# ABOUT THIS EXERCISE:
Report the count of lines containing the word "Notifications" in these records, with no other text.

# EXCERPTED RECORDS:
=====

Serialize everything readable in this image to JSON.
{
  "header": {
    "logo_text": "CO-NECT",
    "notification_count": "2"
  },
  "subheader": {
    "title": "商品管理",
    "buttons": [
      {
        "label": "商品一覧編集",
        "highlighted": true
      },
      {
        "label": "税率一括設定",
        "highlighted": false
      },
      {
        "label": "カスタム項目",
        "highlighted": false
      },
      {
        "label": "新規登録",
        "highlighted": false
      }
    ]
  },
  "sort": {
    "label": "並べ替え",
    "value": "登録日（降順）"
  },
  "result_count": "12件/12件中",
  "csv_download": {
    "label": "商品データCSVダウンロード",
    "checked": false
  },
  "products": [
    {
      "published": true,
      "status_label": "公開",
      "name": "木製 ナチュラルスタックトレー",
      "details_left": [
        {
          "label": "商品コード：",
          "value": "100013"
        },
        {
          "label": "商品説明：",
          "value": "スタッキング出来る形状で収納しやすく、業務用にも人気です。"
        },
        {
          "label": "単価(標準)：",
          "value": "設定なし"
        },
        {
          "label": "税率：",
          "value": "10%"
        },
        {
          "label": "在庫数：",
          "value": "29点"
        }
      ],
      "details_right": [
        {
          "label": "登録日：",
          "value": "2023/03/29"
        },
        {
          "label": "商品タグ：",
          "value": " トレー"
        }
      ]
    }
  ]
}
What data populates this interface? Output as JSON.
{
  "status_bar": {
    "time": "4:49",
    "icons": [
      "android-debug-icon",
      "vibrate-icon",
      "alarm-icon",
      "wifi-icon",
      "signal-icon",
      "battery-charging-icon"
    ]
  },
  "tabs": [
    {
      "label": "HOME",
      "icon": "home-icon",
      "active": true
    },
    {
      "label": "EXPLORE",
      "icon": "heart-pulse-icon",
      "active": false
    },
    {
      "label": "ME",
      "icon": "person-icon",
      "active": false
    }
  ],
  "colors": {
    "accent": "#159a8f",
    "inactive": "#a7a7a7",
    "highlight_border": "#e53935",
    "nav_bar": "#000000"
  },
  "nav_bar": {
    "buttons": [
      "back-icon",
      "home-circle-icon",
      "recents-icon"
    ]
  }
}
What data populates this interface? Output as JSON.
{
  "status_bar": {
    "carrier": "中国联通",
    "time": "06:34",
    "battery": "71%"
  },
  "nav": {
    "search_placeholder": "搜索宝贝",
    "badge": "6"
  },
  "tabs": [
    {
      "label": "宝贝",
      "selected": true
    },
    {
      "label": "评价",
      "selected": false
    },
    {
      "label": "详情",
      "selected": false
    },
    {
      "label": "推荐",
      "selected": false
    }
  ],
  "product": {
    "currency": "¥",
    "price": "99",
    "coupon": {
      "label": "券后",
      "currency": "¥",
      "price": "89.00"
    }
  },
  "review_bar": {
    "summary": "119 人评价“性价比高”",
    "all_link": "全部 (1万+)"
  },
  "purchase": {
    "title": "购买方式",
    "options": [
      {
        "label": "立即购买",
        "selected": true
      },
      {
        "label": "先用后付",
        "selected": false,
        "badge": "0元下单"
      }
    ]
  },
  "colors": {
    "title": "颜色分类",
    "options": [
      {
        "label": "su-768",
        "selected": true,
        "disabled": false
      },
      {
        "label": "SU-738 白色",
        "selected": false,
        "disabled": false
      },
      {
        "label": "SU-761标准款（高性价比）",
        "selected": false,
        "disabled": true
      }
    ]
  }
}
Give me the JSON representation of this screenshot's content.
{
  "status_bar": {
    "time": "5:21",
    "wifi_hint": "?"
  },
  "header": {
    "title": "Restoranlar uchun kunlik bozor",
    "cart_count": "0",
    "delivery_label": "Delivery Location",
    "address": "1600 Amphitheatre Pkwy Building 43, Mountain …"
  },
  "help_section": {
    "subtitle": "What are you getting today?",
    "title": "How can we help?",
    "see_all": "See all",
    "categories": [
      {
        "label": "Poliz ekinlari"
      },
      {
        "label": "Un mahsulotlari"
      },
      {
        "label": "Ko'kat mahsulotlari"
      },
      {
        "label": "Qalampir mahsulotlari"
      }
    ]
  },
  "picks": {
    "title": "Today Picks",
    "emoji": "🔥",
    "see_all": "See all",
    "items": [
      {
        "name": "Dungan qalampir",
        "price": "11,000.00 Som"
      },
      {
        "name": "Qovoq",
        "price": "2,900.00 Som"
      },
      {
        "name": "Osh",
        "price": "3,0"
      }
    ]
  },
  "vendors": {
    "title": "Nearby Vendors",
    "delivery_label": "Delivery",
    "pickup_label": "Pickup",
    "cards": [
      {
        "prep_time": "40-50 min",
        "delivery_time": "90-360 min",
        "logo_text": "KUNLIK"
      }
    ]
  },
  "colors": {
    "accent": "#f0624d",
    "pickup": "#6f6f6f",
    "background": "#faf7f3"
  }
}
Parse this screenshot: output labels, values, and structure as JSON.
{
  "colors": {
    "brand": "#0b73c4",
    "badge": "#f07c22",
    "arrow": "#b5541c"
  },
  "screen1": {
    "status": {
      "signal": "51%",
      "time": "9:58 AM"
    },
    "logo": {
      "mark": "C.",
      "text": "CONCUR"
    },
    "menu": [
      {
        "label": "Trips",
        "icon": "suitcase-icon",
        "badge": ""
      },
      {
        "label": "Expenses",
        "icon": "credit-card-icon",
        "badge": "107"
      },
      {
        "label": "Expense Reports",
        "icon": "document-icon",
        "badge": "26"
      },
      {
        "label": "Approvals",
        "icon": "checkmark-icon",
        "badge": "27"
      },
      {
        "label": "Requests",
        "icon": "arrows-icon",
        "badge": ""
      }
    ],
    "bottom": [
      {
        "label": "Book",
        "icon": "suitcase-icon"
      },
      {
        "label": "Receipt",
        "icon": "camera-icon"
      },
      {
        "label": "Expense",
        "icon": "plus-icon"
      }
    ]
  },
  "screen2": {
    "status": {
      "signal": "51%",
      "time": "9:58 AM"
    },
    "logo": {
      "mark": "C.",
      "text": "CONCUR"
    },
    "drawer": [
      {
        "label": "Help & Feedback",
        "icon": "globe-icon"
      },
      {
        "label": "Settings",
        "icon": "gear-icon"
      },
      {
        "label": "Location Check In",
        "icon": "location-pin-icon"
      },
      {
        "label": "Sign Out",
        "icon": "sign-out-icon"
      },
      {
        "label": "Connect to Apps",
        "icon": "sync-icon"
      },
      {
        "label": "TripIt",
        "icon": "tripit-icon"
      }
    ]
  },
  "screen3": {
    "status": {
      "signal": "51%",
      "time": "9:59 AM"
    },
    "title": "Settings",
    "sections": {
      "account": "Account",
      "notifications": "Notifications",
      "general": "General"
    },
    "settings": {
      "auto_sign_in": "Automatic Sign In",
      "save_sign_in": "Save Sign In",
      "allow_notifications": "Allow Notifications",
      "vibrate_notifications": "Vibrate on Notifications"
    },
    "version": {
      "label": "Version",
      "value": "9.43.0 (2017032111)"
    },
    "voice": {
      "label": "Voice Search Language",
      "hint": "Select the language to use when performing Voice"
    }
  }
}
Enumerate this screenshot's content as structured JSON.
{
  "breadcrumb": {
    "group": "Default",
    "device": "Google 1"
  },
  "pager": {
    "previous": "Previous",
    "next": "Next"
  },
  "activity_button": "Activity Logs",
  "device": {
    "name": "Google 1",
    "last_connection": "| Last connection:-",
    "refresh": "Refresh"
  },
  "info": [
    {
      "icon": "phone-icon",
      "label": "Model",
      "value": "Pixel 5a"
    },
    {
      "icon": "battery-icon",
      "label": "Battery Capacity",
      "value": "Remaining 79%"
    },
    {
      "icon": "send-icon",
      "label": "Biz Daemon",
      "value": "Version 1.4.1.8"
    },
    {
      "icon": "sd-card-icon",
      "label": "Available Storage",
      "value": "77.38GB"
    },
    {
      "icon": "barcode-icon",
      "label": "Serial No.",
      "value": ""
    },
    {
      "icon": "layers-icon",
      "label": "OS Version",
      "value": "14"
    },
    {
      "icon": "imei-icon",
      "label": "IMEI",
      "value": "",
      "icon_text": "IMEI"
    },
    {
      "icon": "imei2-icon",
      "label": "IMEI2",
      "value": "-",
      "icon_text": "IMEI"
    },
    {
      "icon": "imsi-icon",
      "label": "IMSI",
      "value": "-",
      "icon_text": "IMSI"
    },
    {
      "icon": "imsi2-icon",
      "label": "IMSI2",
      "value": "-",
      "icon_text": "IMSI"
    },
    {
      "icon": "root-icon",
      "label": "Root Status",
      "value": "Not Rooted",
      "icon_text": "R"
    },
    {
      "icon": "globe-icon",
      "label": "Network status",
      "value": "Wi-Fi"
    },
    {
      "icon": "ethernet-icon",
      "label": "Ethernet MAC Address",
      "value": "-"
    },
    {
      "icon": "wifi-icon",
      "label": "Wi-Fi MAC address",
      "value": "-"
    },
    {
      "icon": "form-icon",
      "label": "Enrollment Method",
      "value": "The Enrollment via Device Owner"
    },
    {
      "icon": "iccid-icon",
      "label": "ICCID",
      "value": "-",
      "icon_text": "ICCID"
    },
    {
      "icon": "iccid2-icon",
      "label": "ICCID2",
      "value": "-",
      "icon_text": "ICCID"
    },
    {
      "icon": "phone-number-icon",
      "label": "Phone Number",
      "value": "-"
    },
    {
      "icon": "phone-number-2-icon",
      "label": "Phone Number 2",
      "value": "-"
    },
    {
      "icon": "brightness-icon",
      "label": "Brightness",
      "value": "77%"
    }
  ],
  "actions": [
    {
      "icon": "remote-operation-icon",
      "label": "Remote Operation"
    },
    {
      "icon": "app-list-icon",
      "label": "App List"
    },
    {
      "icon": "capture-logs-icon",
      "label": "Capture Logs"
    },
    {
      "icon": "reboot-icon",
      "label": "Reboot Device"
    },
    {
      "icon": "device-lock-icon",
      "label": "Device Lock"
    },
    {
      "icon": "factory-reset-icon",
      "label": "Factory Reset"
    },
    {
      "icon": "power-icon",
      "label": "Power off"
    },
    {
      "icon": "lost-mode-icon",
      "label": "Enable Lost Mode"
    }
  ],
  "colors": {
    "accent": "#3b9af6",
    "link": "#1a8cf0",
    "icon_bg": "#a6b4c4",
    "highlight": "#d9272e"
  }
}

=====

# WRITTEN REPLY:
3